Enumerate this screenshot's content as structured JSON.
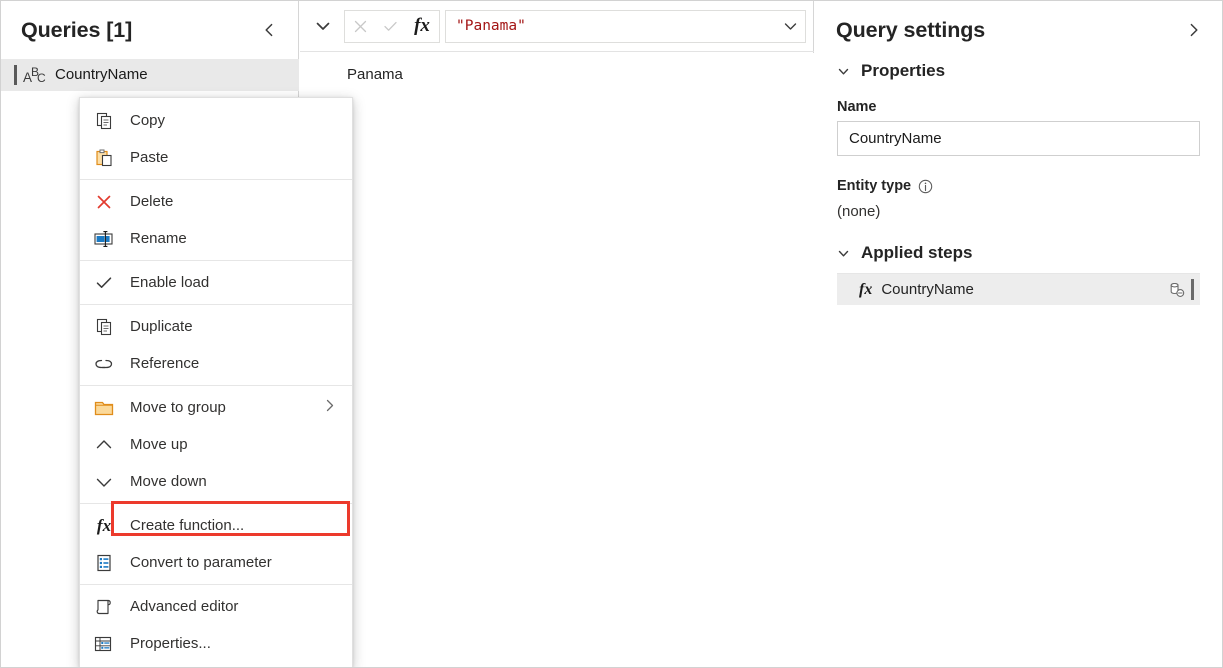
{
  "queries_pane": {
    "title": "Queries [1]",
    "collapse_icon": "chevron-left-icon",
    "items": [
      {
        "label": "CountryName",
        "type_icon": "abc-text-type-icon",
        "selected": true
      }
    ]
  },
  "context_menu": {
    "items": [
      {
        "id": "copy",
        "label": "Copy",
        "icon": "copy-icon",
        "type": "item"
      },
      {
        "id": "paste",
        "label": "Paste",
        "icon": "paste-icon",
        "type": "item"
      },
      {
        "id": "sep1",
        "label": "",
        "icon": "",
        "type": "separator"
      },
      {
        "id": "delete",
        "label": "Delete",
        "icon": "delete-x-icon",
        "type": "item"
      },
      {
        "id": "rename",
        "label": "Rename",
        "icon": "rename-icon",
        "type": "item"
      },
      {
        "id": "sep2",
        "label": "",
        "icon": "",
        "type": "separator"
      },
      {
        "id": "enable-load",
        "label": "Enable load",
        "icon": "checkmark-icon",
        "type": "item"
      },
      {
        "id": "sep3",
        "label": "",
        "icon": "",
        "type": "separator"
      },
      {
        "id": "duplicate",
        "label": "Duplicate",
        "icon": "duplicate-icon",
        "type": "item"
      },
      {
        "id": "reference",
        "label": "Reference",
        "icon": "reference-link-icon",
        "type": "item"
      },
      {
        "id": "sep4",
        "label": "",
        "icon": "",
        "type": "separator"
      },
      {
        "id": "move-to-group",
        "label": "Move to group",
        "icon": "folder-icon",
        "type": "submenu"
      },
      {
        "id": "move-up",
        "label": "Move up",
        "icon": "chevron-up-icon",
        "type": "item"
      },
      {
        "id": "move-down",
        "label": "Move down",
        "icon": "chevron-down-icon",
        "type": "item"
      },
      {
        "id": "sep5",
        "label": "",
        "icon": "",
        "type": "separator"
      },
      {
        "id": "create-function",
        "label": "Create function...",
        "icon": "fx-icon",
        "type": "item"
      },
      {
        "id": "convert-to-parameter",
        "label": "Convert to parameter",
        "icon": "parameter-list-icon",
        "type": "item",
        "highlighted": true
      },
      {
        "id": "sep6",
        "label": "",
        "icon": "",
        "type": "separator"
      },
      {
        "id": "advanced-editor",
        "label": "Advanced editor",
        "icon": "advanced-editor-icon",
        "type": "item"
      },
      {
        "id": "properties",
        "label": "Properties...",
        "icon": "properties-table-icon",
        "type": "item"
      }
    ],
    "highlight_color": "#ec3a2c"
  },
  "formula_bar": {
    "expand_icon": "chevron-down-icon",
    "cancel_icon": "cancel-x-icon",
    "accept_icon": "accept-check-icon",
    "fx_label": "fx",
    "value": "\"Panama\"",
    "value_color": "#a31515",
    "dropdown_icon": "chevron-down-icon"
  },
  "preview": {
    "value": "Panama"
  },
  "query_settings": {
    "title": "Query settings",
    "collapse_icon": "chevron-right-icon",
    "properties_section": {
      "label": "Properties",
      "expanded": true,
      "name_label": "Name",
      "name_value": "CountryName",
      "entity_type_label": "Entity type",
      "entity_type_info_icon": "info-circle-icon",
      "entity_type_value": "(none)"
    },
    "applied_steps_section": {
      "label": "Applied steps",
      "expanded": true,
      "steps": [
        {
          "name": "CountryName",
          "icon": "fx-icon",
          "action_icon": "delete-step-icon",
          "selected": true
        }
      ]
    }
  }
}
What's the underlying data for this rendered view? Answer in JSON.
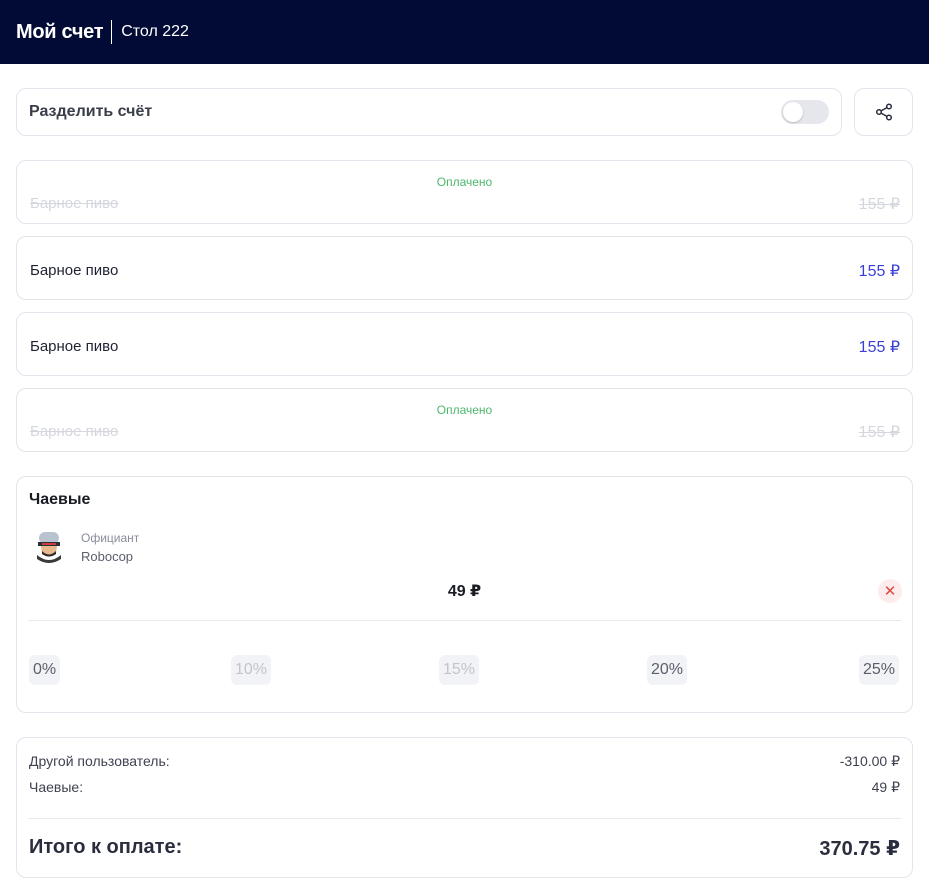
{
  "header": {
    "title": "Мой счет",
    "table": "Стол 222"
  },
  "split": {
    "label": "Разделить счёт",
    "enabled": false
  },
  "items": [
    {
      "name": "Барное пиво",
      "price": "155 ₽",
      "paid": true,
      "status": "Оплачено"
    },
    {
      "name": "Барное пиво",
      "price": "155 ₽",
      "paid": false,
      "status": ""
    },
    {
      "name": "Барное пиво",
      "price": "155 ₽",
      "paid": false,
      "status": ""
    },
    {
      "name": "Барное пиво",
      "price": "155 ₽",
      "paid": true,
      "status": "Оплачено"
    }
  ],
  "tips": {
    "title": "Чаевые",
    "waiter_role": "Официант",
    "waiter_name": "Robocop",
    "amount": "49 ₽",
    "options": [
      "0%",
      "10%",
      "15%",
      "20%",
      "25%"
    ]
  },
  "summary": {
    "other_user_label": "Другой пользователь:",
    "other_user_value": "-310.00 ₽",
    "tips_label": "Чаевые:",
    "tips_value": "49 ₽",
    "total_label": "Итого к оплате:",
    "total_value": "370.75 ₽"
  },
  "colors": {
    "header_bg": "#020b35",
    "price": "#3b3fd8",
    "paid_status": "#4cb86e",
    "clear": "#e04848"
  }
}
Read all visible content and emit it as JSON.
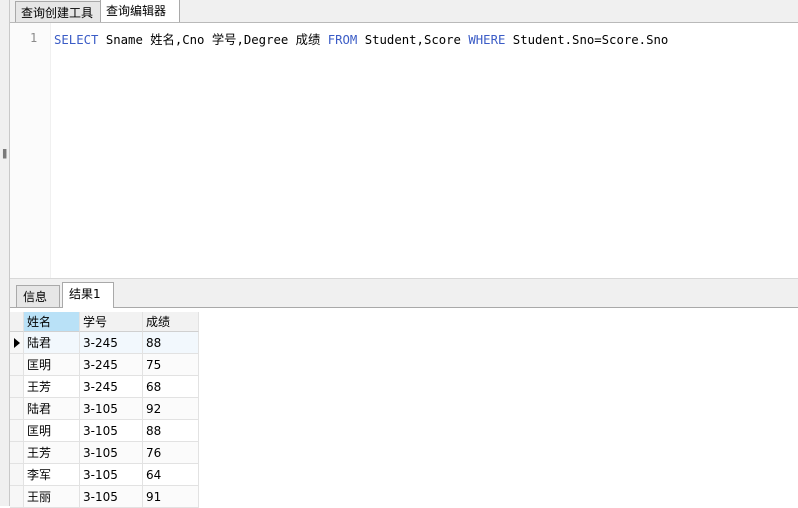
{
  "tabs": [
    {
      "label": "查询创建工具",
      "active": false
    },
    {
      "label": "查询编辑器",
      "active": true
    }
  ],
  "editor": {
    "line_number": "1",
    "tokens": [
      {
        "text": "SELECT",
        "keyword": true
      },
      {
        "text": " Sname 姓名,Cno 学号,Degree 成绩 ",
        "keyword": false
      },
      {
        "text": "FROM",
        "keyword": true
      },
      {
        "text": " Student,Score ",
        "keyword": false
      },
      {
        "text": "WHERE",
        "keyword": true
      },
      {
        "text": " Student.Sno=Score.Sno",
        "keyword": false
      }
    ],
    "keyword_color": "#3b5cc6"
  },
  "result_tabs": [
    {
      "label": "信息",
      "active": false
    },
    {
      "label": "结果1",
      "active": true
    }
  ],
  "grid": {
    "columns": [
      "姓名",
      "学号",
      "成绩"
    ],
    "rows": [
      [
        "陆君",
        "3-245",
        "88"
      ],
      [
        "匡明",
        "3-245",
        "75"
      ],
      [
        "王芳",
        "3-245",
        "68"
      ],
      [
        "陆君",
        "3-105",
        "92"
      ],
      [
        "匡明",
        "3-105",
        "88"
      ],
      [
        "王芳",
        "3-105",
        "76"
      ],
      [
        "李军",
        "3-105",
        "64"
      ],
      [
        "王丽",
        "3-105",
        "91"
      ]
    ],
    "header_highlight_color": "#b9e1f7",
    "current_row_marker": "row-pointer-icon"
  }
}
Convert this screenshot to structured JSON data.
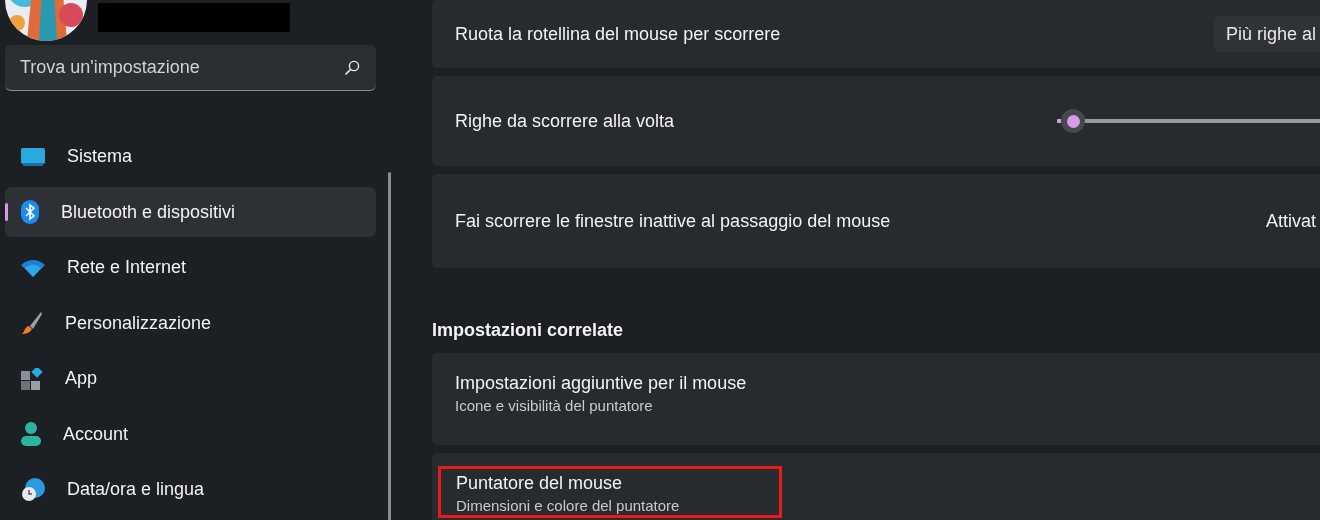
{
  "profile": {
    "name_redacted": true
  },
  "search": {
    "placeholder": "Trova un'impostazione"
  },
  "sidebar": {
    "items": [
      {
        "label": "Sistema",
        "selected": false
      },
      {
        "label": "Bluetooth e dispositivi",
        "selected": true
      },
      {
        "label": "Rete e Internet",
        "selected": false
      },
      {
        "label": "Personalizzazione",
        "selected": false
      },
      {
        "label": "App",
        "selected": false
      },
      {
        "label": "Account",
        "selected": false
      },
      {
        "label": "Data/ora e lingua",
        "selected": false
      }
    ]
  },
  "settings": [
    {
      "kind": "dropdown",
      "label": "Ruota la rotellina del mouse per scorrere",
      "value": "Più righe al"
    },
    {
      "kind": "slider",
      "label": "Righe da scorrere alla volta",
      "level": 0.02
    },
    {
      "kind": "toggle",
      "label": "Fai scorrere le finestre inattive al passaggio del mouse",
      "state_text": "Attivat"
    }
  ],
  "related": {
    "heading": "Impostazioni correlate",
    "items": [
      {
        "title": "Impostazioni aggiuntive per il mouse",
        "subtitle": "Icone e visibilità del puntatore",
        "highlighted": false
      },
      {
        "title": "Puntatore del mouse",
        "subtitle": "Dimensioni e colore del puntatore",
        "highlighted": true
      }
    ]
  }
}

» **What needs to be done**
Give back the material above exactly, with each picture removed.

» **Solved problem**
Enumerate this screenshot's content as structured JSON.
{
  "queries_pane": {
    "title": "Queries [1]",
    "collapse_icon": "chevron-left-icon",
    "items": [
      {
        "label": "CountryName",
        "type_icon": "abc-text-type-icon",
        "selected": true
      }
    ]
  },
  "context_menu": {
    "items": [
      {
        "id": "copy",
        "label": "Copy",
        "icon": "copy-icon",
        "type": "item"
      },
      {
        "id": "paste",
        "label": "Paste",
        "icon": "paste-icon",
        "type": "item"
      },
      {
        "id": "sep1",
        "label": "",
        "icon": "",
        "type": "separator"
      },
      {
        "id": "delete",
        "label": "Delete",
        "icon": "delete-x-icon",
        "type": "item"
      },
      {
        "id": "rename",
        "label": "Rename",
        "icon": "rename-icon",
        "type": "item"
      },
      {
        "id": "sep2",
        "label": "",
        "icon": "",
        "type": "separator"
      },
      {
        "id": "enable-load",
        "label": "Enable load",
        "icon": "checkmark-icon",
        "type": "item"
      },
      {
        "id": "sep3",
        "label": "",
        "icon": "",
        "type": "separator"
      },
      {
        "id": "duplicate",
        "label": "Duplicate",
        "icon": "duplicate-icon",
        "type": "item"
      },
      {
        "id": "reference",
        "label": "Reference",
        "icon": "reference-link-icon",
        "type": "item"
      },
      {
        "id": "sep4",
        "label": "",
        "icon": "",
        "type": "separator"
      },
      {
        "id": "move-to-group",
        "label": "Move to group",
        "icon": "folder-icon",
        "type": "submenu"
      },
      {
        "id": "move-up",
        "label": "Move up",
        "icon": "chevron-up-icon",
        "type": "item"
      },
      {
        "id": "move-down",
        "label": "Move down",
        "icon": "chevron-down-icon",
        "type": "item"
      },
      {
        "id": "sep5",
        "label": "",
        "icon": "",
        "type": "separator"
      },
      {
        "id": "create-function",
        "label": "Create function...",
        "icon": "fx-icon",
        "type": "item"
      },
      {
        "id": "convert-to-parameter",
        "label": "Convert to parameter",
        "icon": "parameter-list-icon",
        "type": "item",
        "highlighted": true
      },
      {
        "id": "sep6",
        "label": "",
        "icon": "",
        "type": "separator"
      },
      {
        "id": "advanced-editor",
        "label": "Advanced editor",
        "icon": "advanced-editor-icon",
        "type": "item"
      },
      {
        "id": "properties",
        "label": "Properties...",
        "icon": "properties-table-icon",
        "type": "item"
      }
    ],
    "highlight_color": "#ec3a2c"
  },
  "formula_bar": {
    "expand_icon": "chevron-down-icon",
    "cancel_icon": "cancel-x-icon",
    "accept_icon": "accept-check-icon",
    "fx_label": "fx",
    "value": "\"Panama\"",
    "value_color": "#a31515",
    "dropdown_icon": "chevron-down-icon"
  },
  "preview": {
    "value": "Panama"
  },
  "query_settings": {
    "title": "Query settings",
    "collapse_icon": "chevron-right-icon",
    "properties_section": {
      "label": "Properties",
      "expanded": true,
      "name_label": "Name",
      "name_value": "CountryName",
      "entity_type_label": "Entity type",
      "entity_type_info_icon": "info-circle-icon",
      "entity_type_value": "(none)"
    },
    "applied_steps_section": {
      "label": "Applied steps",
      "expanded": true,
      "steps": [
        {
          "name": "CountryName",
          "icon": "fx-icon",
          "action_icon": "delete-step-icon",
          "selected": true
        }
      ]
    }
  }
}
What's the underlying data for this rendered view? Answer in JSON.
{
  "header": {
    "title": "Мой счет",
    "table": "Стол 222"
  },
  "split": {
    "label": "Разделить счёт",
    "enabled": false
  },
  "items": [
    {
      "name": "Барное пиво",
      "price": "155 ₽",
      "paid": true,
      "status": "Оплачено"
    },
    {
      "name": "Барное пиво",
      "price": "155 ₽",
      "paid": false,
      "status": ""
    },
    {
      "name": "Барное пиво",
      "price": "155 ₽",
      "paid": false,
      "status": ""
    },
    {
      "name": "Барное пиво",
      "price": "155 ₽",
      "paid": true,
      "status": "Оплачено"
    }
  ],
  "tips": {
    "title": "Чаевые",
    "waiter_role": "Официант",
    "waiter_name": "Robocop",
    "amount": "49 ₽",
    "options": [
      "0%",
      "10%",
      "15%",
      "20%",
      "25%"
    ]
  },
  "summary": {
    "other_user_label": "Другой пользователь:",
    "other_user_value": "-310.00 ₽",
    "tips_label": "Чаевые:",
    "tips_value": "49 ₽",
    "total_label": "Итого к оплате:",
    "total_value": "370.75 ₽"
  },
  "colors": {
    "header_bg": "#020b35",
    "price": "#3b3fd8",
    "paid_status": "#4cb86e",
    "clear": "#e04848"
  }
}
Read all visible content and emit it as JSON.
{
  "tabs": [
    {
      "label": "查询创建工具",
      "active": false
    },
    {
      "label": "查询编辑器",
      "active": true
    }
  ],
  "editor": {
    "line_number": "1",
    "tokens": [
      {
        "text": "SELECT",
        "keyword": true
      },
      {
        "text": " Sname 姓名,Cno 学号,Degree 成绩 ",
        "keyword": false
      },
      {
        "text": "FROM",
        "keyword": true
      },
      {
        "text": " Student,Score ",
        "keyword": false
      },
      {
        "text": "WHERE",
        "keyword": true
      },
      {
        "text": " Student.Sno=Score.Sno",
        "keyword": false
      }
    ],
    "keyword_color": "#3b5cc6"
  },
  "result_tabs": [
    {
      "label": "信息",
      "active": false
    },
    {
      "label": "结果1",
      "active": true
    }
  ],
  "grid": {
    "columns": [
      "姓名",
      "学号",
      "成绩"
    ],
    "rows": [
      [
        "陆君",
        "3-245",
        "88"
      ],
      [
        "匡明",
        "3-245",
        "75"
      ],
      [
        "王芳",
        "3-245",
        "68"
      ],
      [
        "陆君",
        "3-105",
        "92"
      ],
      [
        "匡明",
        "3-105",
        "88"
      ],
      [
        "王芳",
        "3-105",
        "76"
      ],
      [
        "李军",
        "3-105",
        "64"
      ],
      [
        "王丽",
        "3-105",
        "91"
      ]
    ],
    "header_highlight_color": "#b9e1f7",
    "current_row_marker": "row-pointer-icon"
  }
}
Convert this screenshot to structured JSON data.
{
  "profile": {
    "name_redacted": true
  },
  "search": {
    "placeholder": "Trova un'impostazione"
  },
  "sidebar": {
    "items": [
      {
        "label": "Sistema",
        "selected": false
      },
      {
        "label": "Bluetooth e dispositivi",
        "selected": true
      },
      {
        "label": "Rete e Internet",
        "selected": false
      },
      {
        "label": "Personalizzazione",
        "selected": false
      },
      {
        "label": "App",
        "selected": false
      },
      {
        "label": "Account",
        "selected": false
      },
      {
        "label": "Data/ora e lingua",
        "selected": false
      }
    ]
  },
  "settings": [
    {
      "kind": "dropdown",
      "label": "Ruota la rotellina del mouse per scorrere",
      "value": "Più righe al"
    },
    {
      "kind": "slider",
      "label": "Righe da scorrere alla volta",
      "level": 0.02
    },
    {
      "kind": "toggle",
      "label": "Fai scorrere le finestre inattive al passaggio del mouse",
      "state_text": "Attivat"
    }
  ],
  "related": {
    "heading": "Impostazioni correlate",
    "items": [
      {
        "title": "Impostazioni aggiuntive per il mouse",
        "subtitle": "Icone e visibilità del puntatore",
        "highlighted": false
      },
      {
        "title": "Puntatore del mouse",
        "subtitle": "Dimensioni e colore del puntatore",
        "highlighted": true
      }
    ]
  }
}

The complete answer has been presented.